What is a Lottery?

A lottery is a game of chance where participants pay for a ticket for the opportunity to win a prize, often a large sum of money. It can be run privately or by a government agency. In some cases, the winnings are used for good public purposes. Some lotteries are financial, with people betting small amounts for the chance of winning big prizes, and others are recreational in nature. A popular type of lottery is the Powerball, which has a record jackpot of more than $600 million.

Many states and countries have legalized lotteries as a way to raise revenue for public goods and services, such as education or infrastructure. In the United States, the lottery is regulated by state law and operates independently from federal laws. There is no national lottery organization; however, some states participate in consortiums that offer multistate games with larger jackpots.

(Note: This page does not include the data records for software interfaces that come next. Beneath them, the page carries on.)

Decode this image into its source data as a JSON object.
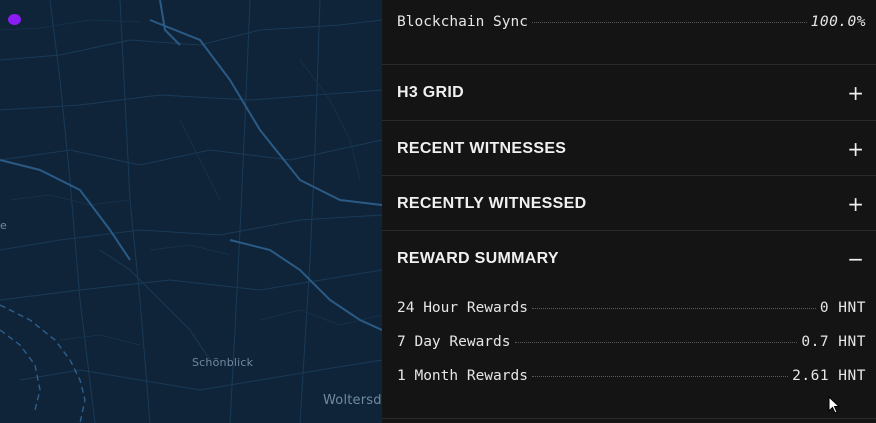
{
  "map": {
    "labels": [
      "Schönblick",
      "Woltersd",
      "e"
    ],
    "hotspot_color": "#8a1df2"
  },
  "panel": {
    "sync": {
      "label": "Blockchain Sync",
      "value": "100.0%"
    },
    "sections": [
      {
        "title": "H3 GRID",
        "toggle": "+"
      },
      {
        "title": "RECENT WITNESSES",
        "toggle": "+"
      },
      {
        "title": "RECENTLY WITNESSED",
        "toggle": "+"
      },
      {
        "title": "REWARD SUMMARY",
        "toggle": "−"
      }
    ],
    "rewards": [
      {
        "label": "24 Hour Rewards",
        "value": "0 HNT"
      },
      {
        "label": "7 Day Rewards",
        "value": "0.7 HNT"
      },
      {
        "label": "1 Month Rewards",
        "value": "2.61 HNT"
      }
    ]
  }
}
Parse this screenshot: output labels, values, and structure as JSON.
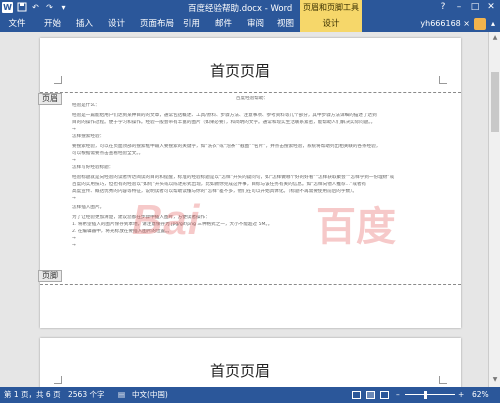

Lottery winners can choose to receive a lump sum or annuity payment for their winnings. The choice of either option is a personal one that depends on the winner’s financial goals and tax considerations. A lump sum provides immediate cash, while an annuity offers steady payments over time.

People buy lottery tickets because they enjoy the entertainment value they provide, or for other non-monetary benefits, such as being able to say that they “won the lottery.” In addition, the cost of a lottery ticket is usually much less than that of other forms of gambling, and is generally seen as a low-risk investment. The probability of winning is incredibly small, but there are some strategies that can increase your chances of success.

The earliest evidence of the concept of a lottery comes from keno slips in ancient China dating back to the Chinese Han dynasty, between 205 and 187 BC. These early lotteries were probably not as well organized or regulated as the modern versions, but they serve to illustrate the basic principle of a lottery: that something must be decided at random in order to distribute a limited resource.

Lottery revenues are a major source of state funds, but they are not as transparent as a normal tax. Most consumers are unaware of the implicit tax rate on the lottery they play, which can be high. Many state governments use these resources to promote their lotteries, but they also spend money on programs that would otherwise be funded by regular taxes.

The odds of winning a lottery are incredibly low, but that hasn’t stopped millions of people from trying to cash in their tickets. It is important to understand the rules of a lottery before purchasing tickets, and to remember that there are no guarantees. However, there are some ways to increase your chances of winning, such as choosing a smaller game with fewer numbers or playing scratch-offs. Cheating the lottery is illegal and almost always results in a lengthy prison sentence, so it’s best to avoid it. However, the odds of winning are still very slim, so don’t let that stop you from having fun.